Theoretical Spectroscopy Lectures
CECAM-HQ-EPFL, Lausanne, Switzerland
Ab Initio Theoretical Spectroscopy
The interaction of matter with radiation (photons or electrons) is a fundamental experimental tool to study materials, both to understand their properties and to tune new functionalities for technological applications. Experimental spectroscopy, such as photoemission, optical absorption, X-ray and electron energy-loss, etc. probe electronic excitations. Density-functional theory (DFT), the standard model of condensed matter physics, can describe with good approximation the ground-state atomic structure, total energy, electronic density, phonon frequencies, etc. On the other hand, DFT cannot access electronic excitations and excited-state properties, one should go beyond DFT. In the last twenty years, other ab initio theories able to describe excitations and spectroscopy, have become available and more and more used: time-dependent density-functional theory (TDDFT) and many-body perturbation theory (MBPT) or Green function theory (GW approximation and Bethe-Salpeter equation BSE). Algorithms and codes have been developed to implement these theories and to provide computational solutions to calculate excitations, excited state properties and spectra. The latter have recently started to constitute a database for new paradigms such as high-throughput (HT) and machine learning (ML) techniques. Within this scientific framework, the present school aims at covering theoretical and numerical aspects of TDDFT and MBPT, up to HT and ML outcomes, resorting also to practical hands-on codes (ABINIT, DP, 2Light, EXC) implementing them.
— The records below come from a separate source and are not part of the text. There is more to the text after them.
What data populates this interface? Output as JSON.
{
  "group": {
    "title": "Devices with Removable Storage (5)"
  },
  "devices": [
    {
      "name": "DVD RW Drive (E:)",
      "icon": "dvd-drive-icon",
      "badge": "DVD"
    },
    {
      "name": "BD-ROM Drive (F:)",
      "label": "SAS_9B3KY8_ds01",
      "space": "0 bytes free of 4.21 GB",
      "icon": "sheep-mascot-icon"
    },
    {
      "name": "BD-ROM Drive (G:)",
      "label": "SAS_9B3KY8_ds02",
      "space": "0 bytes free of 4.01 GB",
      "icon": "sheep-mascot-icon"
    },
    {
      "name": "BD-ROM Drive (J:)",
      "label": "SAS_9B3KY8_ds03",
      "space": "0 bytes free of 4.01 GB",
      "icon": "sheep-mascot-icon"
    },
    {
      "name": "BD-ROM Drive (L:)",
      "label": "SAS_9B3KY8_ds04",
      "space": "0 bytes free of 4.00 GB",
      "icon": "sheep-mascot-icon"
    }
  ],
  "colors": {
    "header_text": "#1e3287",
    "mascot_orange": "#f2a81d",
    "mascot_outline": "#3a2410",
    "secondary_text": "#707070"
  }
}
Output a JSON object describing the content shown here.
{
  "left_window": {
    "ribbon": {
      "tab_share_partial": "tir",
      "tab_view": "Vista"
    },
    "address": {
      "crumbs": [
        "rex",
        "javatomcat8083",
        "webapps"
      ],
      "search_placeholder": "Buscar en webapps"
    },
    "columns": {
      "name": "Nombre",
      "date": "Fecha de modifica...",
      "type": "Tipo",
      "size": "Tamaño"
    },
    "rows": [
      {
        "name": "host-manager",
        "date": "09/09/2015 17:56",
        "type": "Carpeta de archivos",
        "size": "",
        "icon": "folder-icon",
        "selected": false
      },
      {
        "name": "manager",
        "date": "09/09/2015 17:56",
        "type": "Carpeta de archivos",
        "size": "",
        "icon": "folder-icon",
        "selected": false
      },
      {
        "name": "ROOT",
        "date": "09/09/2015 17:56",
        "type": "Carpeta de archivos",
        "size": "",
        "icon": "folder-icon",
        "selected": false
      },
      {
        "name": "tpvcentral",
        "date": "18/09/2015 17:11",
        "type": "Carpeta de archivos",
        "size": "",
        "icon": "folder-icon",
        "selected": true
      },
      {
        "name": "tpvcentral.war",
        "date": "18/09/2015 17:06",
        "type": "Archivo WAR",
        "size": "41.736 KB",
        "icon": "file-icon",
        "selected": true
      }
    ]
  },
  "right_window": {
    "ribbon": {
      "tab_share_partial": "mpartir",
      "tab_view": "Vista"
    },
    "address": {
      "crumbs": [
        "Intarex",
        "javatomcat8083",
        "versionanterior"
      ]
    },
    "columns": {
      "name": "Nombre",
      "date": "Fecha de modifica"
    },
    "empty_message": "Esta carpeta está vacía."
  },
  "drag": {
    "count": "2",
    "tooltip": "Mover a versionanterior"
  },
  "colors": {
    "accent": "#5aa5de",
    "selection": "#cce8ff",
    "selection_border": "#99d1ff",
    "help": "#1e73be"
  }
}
- Electronic excitations and spectroscopy techniques: experiment vs theory;
- Time-dependent density-functional theory (TDDFT), exchange-correlation kernels;
- Ab initio Green functions, many-body perturbation theory (MBPT);
- GW self-energy, COHSEX, Bethe-Salpeter equation (BSE);
- Out-of-equilibrium and non-linear (under intense laser) spectroscopy.
Gian-Marco Rignanese (Université catholique de Louvain) - Organiser
Valerio Olevano (CNRS) - Organiser
Francesco Sottile (Ecole Polytechnique) - Organiser